The phrase “going postal” was coined in 1993 following a ten year period where a total of 35 people were killed in 11 different post office shootings by postal employees. The term has come to be synonymous with disgruntled workers in any profession taking their anger out at the office.
September 11, 2001 is a date none of us living now will ever forget, the first time since Pearl Harbor was bombed that terror crossed the U.S. border and threatened our sense of national security. (Read Harvard Business Review’s article on Morgan Stanley’s efficient response to the 9-11 crisis.)
In Nashville, where I work and live, we had an unprecedented flood on May 1, 2010 that displaced thousands of families and businesses.
Savvy managers prepare for crises before they occur – because with crisis it’s never a question of IF, only WHEN, WHAT kind, and HOW bad.
There are 3 types of crises:
Behavioral crises can come from outside sources like an act of violence (Aurora movie shooting in July 2012), or they can come from inside sources like the company president committing fraud (Martha Stewart in 2004).
Environmental crises include natural disasters (tsunami in Japan in March 2011).

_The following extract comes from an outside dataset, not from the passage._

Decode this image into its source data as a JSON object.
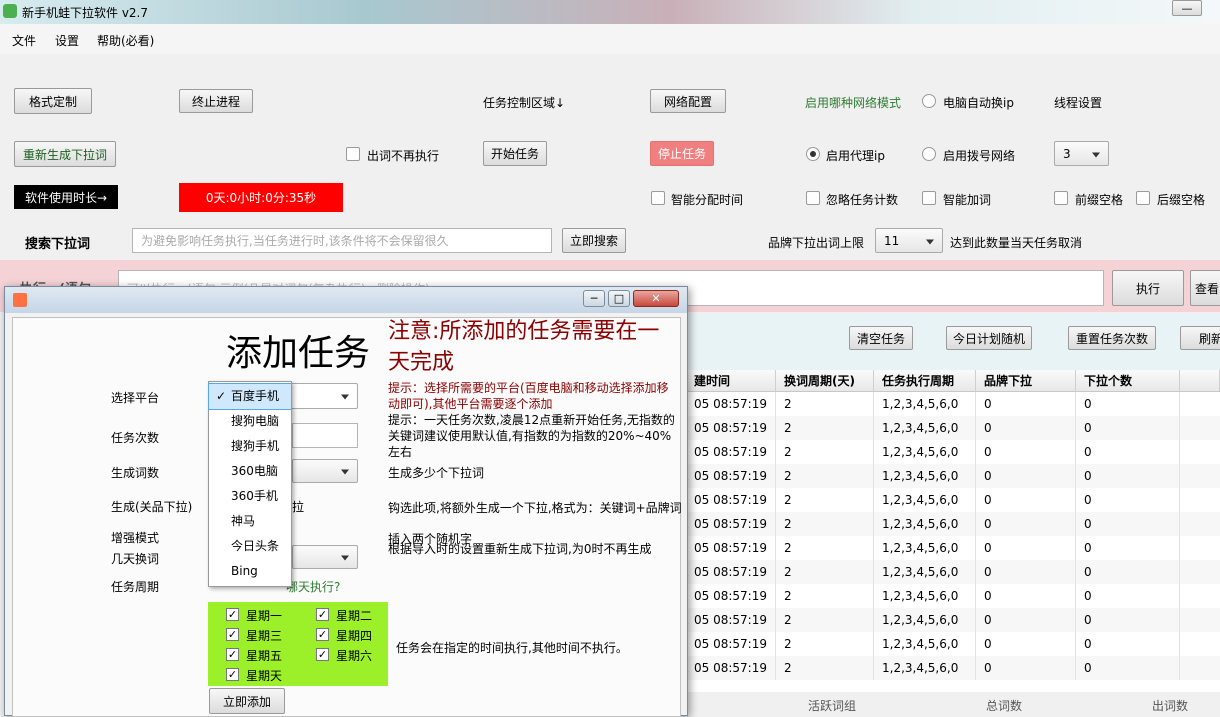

Operational crises are things like a virus that threatens a company’s computer system, a malfunction in a key piece of manufacturing equipment, or an accident involving a transportation system – air, land or sea.
A crisis can create different kinds of threats (Crisis Management and Communications, Dr. Timothy Coombs, 2007):
- To public safety
- To financial health
- To reputation (which can impact financial health)
Most crises occur at a low or minor level…some medium…others high.
Here are a few tips on handling a business crisis:
Acknowledge that it could happen. If company leaders will just think about the different types of crisis an organization is susceptible to, it can help combat shock when it happens.
Develop a crisis management plan. Articulating even a loose plan of action for combating a crisis can have a tremendous impact on its outcome and long-lasting effects.
Communicate the crisis management plan. Have a checklist and/or list of important resources (like the location of the nearest hospital) and phone numbers (employee’s next of kin, police, and fire) and ensure all employees know where to locate these lists. Make the crisis management plan a regular agenda item on annual or semi-annual staff meetings.
Revisit the crisis management plan. Continually reassess your crisis management plan to see if time, operational, and technology advancements call for revisions to it. If you experience a crisis – on any level…low, medium or high level – revisit your plan immediately after to see what its strengths and weaknesses were.
Funnel media communications through one spokesperson. A company can often minimize damage to its reputation, or confusion as the result of mixed messages, by funneling all communication responses to the media through one (educated) spokesperson. If employees are apprised of this policy and know who the spokesperson is prior to a crisis, it can lend comfort and clarity.
Two final thoughts…each business should research and develop the most appropriate crisis management plan for its particular workplace and employees, and each business must decide how transparent it will be with both internal and external stakeholders when crises occur. Personally, I believe it’s typically better to be transparent. David Letterman is a good example. When the news that he’d had affairs with former interns came out, he admitted it quickly and directly. The story and the speculation died.